A gap between local leaders and the Sunshine State's presidential candidates

The view of the South Beach skyline in Miami taken on July 23, 2013. REUTERS/Gaston De Cardenas

Fifteen desperate Miami area mayors, representing 920,000 South Floridians, this week signed and delivered a letter to their junior senator, Marco Rubio, and to former Governor Jeb Bush, pleading for a meeting with the two Republican presidential primary candidates before the end of February on the subject of climate change and sea level rise.

The signers included including Republican Mayor Jim Cason of Coral Gables and Republican Mayor of Miami Tomas Regalado, and Democrats like Fort Lauderdale Mayor Jack Seiler, among others. All are in charge of municipalities hit hard by climate change–related sea level rise, and their problems are expected to get much worse as waters rise 6 to 30 feet before the end of the century, according to climate scientists.

The Republican presidential field has not generally acknowledged the existence of man-caused climate change, even though two Miami-area residents—Bush and Rubio—are running for office.

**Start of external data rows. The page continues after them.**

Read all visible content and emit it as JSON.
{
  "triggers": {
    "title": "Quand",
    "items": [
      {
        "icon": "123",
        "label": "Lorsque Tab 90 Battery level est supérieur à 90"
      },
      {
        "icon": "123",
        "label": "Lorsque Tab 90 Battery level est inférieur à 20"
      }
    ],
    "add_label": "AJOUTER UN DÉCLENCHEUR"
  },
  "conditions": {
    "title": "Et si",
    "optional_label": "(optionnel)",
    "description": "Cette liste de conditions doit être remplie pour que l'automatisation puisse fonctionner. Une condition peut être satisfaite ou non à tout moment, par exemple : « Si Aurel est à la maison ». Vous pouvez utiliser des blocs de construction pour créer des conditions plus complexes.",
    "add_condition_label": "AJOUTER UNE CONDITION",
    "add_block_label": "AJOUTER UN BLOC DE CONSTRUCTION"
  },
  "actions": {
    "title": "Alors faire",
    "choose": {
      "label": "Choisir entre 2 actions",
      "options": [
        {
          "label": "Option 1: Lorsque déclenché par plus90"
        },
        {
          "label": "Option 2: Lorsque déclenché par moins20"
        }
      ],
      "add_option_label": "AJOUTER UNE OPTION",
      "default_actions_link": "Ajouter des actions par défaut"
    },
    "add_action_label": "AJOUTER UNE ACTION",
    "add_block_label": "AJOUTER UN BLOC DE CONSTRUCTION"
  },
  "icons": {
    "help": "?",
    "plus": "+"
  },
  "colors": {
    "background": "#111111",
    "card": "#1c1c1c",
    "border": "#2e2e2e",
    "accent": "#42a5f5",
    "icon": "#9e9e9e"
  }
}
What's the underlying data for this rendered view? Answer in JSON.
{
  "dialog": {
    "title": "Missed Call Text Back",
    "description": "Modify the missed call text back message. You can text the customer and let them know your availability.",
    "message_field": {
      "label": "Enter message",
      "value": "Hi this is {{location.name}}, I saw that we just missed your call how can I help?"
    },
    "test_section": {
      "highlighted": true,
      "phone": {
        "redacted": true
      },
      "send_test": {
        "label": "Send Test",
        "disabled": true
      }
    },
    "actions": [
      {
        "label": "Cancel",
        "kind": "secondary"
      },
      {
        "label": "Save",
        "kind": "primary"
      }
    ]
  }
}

No debate moderator has asked about the inundation of South Florida in any of the Republican primary debates. And the candidates have only fielded one question on climate change at the debates.

The sea doesn't rise all at once, but incrementally, so the South Florida is already experiencing regular inundations, putting infrastructure and real estate values at dire risk now and in the very near future. The relative silence from Republicans in Tallahassee and Washington on climate change and the increasingly dire situation has left Miami-area civic leaders and local politicians scrambling on their own to find engineering and financing to save their towns.

At a recent meeting of some of the mayors who signed the letter, described in Newsweek's cover story this week about the politics of dealing with Miami's problems with sea level rise, participants said one of their biggest challenges is creating a sense of urgency about the problem.

In the letter, the mayors wrote: "Senator Rubio, ignoring climate science and doubling down on fossil fuels will only make the climate crisis more rapid and expensive."

According to the letter, the sea rose 8 inches in the 20th century and is already causing more tidal flooding, more severe storm surges, and more saltwater intrusion into aquifers. By 2050, the mayors wrote, mean sea level around Florida is expected to rise about a foot swiping out as much as $4 billion in taxable real estate in the four-county region of Southeast Florida.

"And at three feet of sea level rise," the mayors wrote, "the loss could total $31 billion, with large sections of the Everglades, the Florida Keys and the Miami metropolitan region under water.

"As mayors representing municipalities across Florida, we call on you to acknowledge the reality and urgency of climate change and to address the upcoming crisis it presents our communities. Our cities and towns are already coping with the impacts of climate change today. We will need leadership and concrete solutions from our next president."

Rubio's and Bush's offices have yet to respond to emailed queries about whether they will meet with the mayors.